▸ EXERCISE PROMPT
If an entry below holds a picture, skip the picture and copy everything else exactly.
........
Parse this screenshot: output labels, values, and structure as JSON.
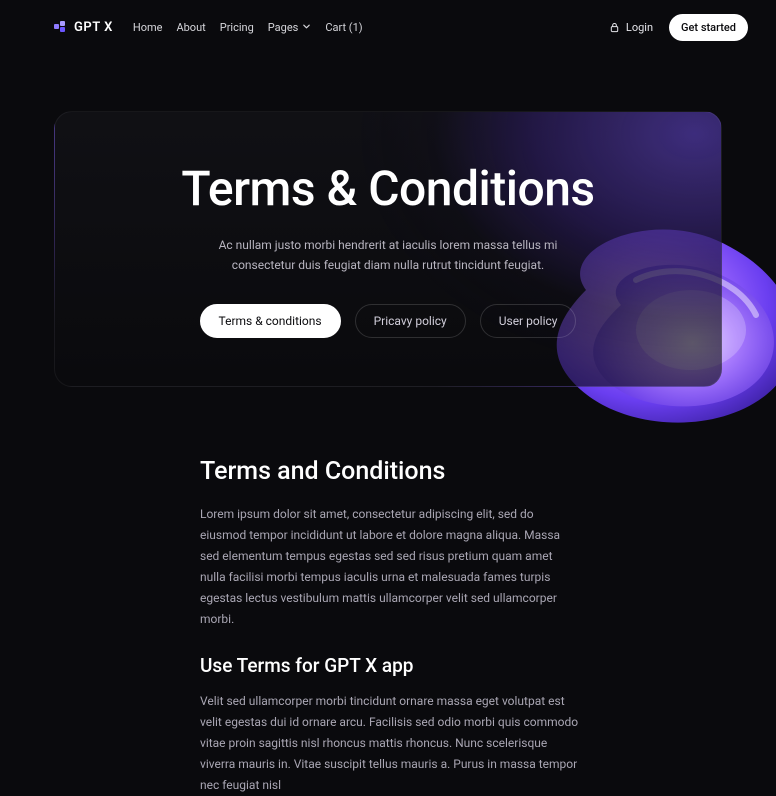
{
  "brand": {
    "name": "GPT X"
  },
  "nav": {
    "links": [
      "Home",
      "About",
      "Pricing",
      "Pages"
    ],
    "cart": "Cart (1)",
    "login": "Login",
    "cta": "Get started"
  },
  "hero": {
    "title": "Terms & Conditions",
    "subtitle": "Ac nullam justo morbi hendrerit at iaculis lorem massa tellus mi consectetur duis feugiat diam nulla rutrut tincidunt feugiat.",
    "tabs": [
      "Terms & conditions",
      "Pricavy policy",
      "User policy"
    ]
  },
  "body": {
    "h2": "Terms and Conditions",
    "p1": "Lorem ipsum dolor sit amet, consectetur adipiscing elit, sed do eiusmod tempor incididunt ut labore et dolore magna aliqua. Massa sed elementum tempus egestas sed sed risus pretium quam amet nulla facilisi morbi tempus iaculis urna et malesuada fames turpis egestas lectus vestibulum mattis ullamcorper velit sed ullamcorper morbi.",
    "h3": "Use Terms for GPT X app",
    "p2": "Velit sed ullamcorper morbi tincidunt ornare massa eget volutpat est velit egestas dui id ornare arcu. Facilisis sed odio morbi quis commodo vitae proin sagittis nisl rhoncus mattis rhoncus. Nunc scelerisque viverra mauris in. Vitae suscipit tellus mauris a. Purus in massa tempor nec feugiat nisl"
  }
}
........
▸ RESPONSE TO THIS TASK
Parse this screenshot: output labels, values, and structure as JSON.
{
  "brand": {
    "name": "GPT X"
  },
  "nav": {
    "links": [
      "Home",
      "About",
      "Pricing",
      "Pages"
    ],
    "cart": "Cart (1)",
    "login": "Login",
    "cta": "Get started"
  },
  "hero": {
    "title": "Terms & Conditions",
    "subtitle": "Ac nullam justo morbi hendrerit at iaculis lorem massa tellus mi consectetur duis feugiat diam nulla rutrut tincidunt feugiat.",
    "tabs": [
      "Terms & conditions",
      "Pricavy policy",
      "User policy"
    ]
  },
  "body": {
    "h2": "Terms and Conditions",
    "p1": "Lorem ipsum dolor sit amet, consectetur adipiscing elit, sed do eiusmod tempor incididunt ut labore et dolore magna aliqua. Massa sed elementum tempus egestas sed sed risus pretium quam amet nulla facilisi morbi tempus iaculis urna et malesuada fames turpis egestas lectus vestibulum mattis ullamcorper velit sed ullamcorper morbi.",
    "h3": "Use Terms for GPT X app",
    "p2": "Velit sed ullamcorper morbi tincidunt ornare massa eget volutpat est velit egestas dui id ornare arcu. Facilisis sed odio morbi quis commodo vitae proin sagittis nisl rhoncus mattis rhoncus. Nunc scelerisque viverra mauris in. Vitae suscipit tellus mauris a. Purus in massa tempor nec feugiat nisl"
  }
}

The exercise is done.